Work item:
Retype the material below, keeping each line identical.

[Exercise inputs Boundary: Start]

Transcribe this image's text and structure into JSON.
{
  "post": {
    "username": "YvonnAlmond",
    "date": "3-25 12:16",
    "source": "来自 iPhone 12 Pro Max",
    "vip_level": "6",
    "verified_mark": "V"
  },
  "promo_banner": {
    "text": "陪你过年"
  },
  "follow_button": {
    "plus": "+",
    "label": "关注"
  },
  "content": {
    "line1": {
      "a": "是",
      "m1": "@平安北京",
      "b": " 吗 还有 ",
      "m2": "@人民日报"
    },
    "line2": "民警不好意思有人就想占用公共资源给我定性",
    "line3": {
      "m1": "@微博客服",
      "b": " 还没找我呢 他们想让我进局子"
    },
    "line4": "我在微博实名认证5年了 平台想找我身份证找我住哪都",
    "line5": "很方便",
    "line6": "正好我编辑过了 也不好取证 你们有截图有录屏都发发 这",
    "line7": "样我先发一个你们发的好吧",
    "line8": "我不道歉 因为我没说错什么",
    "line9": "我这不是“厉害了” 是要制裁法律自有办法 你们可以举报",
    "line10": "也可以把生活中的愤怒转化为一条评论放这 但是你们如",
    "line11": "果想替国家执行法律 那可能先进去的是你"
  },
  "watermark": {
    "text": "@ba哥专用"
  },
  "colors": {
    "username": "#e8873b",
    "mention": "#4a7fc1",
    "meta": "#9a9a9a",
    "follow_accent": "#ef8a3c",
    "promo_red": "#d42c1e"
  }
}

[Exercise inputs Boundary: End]

Your solution:
Transcribe this image's text and structure into JSON.
{
  "post": {
    "username": "YvonnAlmond",
    "date": "3-25 12:16",
    "source": "来自 iPhone 12 Pro Max",
    "vip_level": "6",
    "verified_mark": "V"
  },
  "promo_banner": {
    "text": "陪你过年"
  },
  "follow_button": {
    "plus": "+",
    "label": "关注"
  },
  "content": {
    "line1": {
      "a": "是",
      "m1": "@平安北京",
      "b": " 吗 还有 ",
      "m2": "@人民日报"
    },
    "line2": "民警不好意思有人就想占用公共资源给我定性",
    "line3": {
      "m1": "@微博客服",
      "b": " 还没找我呢 他们想让我进局子"
    },
    "line4": "我在微博实名认证5年了 平台想找我身份证找我住哪都",
    "line5": "很方便",
    "line6": "正好我编辑过了 也不好取证 你们有截图有录屏都发发 这",
    "line7": "样我先发一个你们发的好吧",
    "line8": "我不道歉 因为我没说错什么",
    "line9": "我这不是“厉害了” 是要制裁法律自有办法 你们可以举报",
    "line10": "也可以把生活中的愤怒转化为一条评论放这 但是你们如",
    "line11": "果想替国家执行法律 那可能先进去的是你"
  },
  "watermark": {
    "text": "@ba哥专用"
  },
  "colors": {
    "username": "#e8873b",
    "mention": "#4a7fc1",
    "meta": "#9a9a9a",
    "follow_accent": "#ef8a3c",
    "promo_red": "#d42c1e"
  }
}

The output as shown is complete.